Stenting is the future of Cardiology – Dr Gary Stephens
Stenting is the future of Cardiology and is therefore poised to replace, once possible, open-heart surgery. This is according to Dr Gary Stephens, Chief Executive Officer of the Caribbean Heart Institute (CHI), which is situated in the Georgetown Public Hospital compound.
Dr Stephens, who resides in the United States, is the lead Cardiac Surgeon at the facility. Over the years he has spearheaded a number of operations.
According to him, during an interview, about 50 Guyanese patients have undergone stenting procedures at the local heart institute.
A cardiac stent is a small tube that is used to widen arteries supplying the heart that have narrowed. Stents are often used in angioplasty, which is a procedure that improves blood flow through narrowed or blocked arteries.
They help prevent arteries from becoming narrowed or blocked again in the months or years after angioplasty. Stents are also placed in a weakened artery to improve blood flow and to help prevent the artery from bursting.
Dr Stephens explained that more patients are opting for stents over surgery. He added that stents available today are better medicated, last longer and most patients do well with them.
However, he pointed to the fact that there are some patients who cannot be stented. “More and more, a lot of the easier cardiac cases are stented but those that are considered severe don’t have any other option but to have open-heart surgery.”
Dr Stephens said that CHI has been securing the services of Interventional Cardiologists from the United States. He noted though that quite shortly CHI should have its own Interventional Cardiologist.
And this move could be very crucial, according to the Cardiac Surgeon, who disclosed that based on anecdotal evidence about 700 Guyanese would require open-heart surgery every year for coronary heart diseases. “If we are doing between 12 and 20 cases a year we are barely scratching the surface,” Dr Stephens admitted.
Additionally, he disclosed that a significant portion of the population in Guyana has valvular or rheumatic heart diseases, which are found mainly in the developing world.
According to Dr Stephens, many patients have for years been living with such diseases. “We are seeing these patients and they are very high risked for surgery but we have done a few here.

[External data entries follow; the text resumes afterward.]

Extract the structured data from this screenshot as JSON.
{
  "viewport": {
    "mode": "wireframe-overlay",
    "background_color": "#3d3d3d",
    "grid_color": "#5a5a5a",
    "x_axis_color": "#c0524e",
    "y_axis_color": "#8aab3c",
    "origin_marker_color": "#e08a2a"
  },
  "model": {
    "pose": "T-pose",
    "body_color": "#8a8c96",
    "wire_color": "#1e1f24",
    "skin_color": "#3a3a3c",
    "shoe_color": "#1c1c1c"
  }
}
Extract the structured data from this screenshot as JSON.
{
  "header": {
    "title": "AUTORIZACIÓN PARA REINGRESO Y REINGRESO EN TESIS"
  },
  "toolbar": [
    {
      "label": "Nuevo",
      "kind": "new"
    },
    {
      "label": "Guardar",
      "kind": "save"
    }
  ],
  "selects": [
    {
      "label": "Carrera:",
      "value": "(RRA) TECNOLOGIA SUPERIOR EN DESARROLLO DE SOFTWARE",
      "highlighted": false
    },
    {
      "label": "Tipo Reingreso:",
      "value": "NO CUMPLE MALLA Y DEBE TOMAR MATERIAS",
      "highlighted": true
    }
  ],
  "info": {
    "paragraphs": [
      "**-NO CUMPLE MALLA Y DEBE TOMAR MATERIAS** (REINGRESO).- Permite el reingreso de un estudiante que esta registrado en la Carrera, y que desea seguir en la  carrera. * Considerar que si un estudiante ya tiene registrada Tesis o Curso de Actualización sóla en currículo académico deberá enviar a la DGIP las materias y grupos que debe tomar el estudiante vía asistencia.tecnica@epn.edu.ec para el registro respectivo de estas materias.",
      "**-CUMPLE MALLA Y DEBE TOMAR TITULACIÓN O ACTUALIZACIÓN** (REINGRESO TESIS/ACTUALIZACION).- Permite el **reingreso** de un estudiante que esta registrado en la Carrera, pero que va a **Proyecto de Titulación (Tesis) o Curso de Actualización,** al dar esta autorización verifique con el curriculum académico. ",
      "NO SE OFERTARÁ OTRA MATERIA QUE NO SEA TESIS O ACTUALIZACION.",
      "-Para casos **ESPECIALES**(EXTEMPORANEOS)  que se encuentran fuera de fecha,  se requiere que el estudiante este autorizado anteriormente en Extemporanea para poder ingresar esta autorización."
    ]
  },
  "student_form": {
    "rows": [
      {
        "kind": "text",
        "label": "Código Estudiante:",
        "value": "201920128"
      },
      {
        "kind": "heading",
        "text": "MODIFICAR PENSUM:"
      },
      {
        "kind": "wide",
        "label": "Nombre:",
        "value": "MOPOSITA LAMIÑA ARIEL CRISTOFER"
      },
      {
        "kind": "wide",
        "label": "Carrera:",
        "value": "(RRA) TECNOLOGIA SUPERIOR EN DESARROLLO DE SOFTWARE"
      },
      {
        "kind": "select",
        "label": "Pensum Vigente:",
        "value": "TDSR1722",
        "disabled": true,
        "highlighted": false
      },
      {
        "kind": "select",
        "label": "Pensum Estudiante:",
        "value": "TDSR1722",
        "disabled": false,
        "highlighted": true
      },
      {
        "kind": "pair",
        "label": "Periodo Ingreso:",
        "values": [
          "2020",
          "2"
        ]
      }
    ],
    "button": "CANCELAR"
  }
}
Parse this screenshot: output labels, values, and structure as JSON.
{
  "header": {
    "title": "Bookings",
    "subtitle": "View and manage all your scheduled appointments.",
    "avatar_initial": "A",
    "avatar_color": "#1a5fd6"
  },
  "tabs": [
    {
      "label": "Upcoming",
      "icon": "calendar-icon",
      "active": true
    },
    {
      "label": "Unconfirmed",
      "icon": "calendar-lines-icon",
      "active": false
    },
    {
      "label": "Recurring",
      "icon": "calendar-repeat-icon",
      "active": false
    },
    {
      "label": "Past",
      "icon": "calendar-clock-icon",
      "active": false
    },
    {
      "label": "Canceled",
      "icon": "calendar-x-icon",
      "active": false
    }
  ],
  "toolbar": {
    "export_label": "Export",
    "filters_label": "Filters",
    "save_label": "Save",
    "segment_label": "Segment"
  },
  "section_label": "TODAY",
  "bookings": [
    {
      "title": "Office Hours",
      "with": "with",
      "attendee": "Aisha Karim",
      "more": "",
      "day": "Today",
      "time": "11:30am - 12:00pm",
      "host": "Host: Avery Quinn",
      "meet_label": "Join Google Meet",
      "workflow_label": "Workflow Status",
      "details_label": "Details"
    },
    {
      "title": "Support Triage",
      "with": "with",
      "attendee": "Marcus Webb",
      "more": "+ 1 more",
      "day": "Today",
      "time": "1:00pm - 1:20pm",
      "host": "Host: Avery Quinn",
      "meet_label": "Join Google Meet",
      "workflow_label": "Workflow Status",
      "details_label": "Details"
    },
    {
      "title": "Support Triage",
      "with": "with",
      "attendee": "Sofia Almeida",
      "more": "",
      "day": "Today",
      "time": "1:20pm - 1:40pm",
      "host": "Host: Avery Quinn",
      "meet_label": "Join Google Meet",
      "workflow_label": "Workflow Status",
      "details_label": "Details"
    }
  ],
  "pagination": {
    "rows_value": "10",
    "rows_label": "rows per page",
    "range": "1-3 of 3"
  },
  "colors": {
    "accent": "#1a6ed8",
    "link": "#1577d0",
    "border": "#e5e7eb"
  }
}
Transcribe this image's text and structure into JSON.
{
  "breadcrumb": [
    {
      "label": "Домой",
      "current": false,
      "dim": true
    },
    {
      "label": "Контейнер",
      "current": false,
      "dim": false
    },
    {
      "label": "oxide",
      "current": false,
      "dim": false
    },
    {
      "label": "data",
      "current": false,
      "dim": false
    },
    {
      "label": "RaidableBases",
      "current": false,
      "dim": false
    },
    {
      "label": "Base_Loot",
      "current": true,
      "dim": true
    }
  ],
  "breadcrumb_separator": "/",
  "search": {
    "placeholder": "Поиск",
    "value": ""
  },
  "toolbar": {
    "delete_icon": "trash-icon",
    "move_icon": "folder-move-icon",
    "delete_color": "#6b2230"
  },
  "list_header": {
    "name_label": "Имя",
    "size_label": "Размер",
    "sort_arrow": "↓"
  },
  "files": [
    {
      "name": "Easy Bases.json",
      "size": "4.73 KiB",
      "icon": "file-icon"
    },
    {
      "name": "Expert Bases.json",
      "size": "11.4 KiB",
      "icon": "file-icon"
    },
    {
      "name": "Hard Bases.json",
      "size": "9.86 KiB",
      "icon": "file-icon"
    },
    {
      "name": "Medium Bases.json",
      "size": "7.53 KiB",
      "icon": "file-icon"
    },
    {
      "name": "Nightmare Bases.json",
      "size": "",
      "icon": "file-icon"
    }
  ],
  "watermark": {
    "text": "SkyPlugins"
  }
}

I am sure if they had turned up in the US we probably would have told them no.”
Meanwhile, the installation of pacemakers continues to be one of the popular procedures undertaken at CHI.
“We have installed a lot,” said Dr Stephens, who revealed that the problem “we face in Guyana is that not all of the pacemaker companies, devices and programmers are compatible with each other.”
According to him, Guyanese have over the years gone around the world and have received pacemakers. There are today many persons who are possibly pacer dependent.
“We don’t have any way of checking them because maybe they got their pacemakers put in on some charity programme by a small pacemaker company,” Dr Stephens speculated. He related that pacemaker programmers from the three basic companies, Medtronics, St Jude’s and Boston Scientific, are easily accessible rather than those that are made by European companies.
“It is difficult for us to help patients with the European made pacemakers,” said Dr Stephens who related that “we don’t have any way of helping them right now until they start to have problems then we can change their devices.”
The majority of pacemakers utilised by CHI are from Medtronics which have about 65 percent of the world market, Dr Stephens disclosed.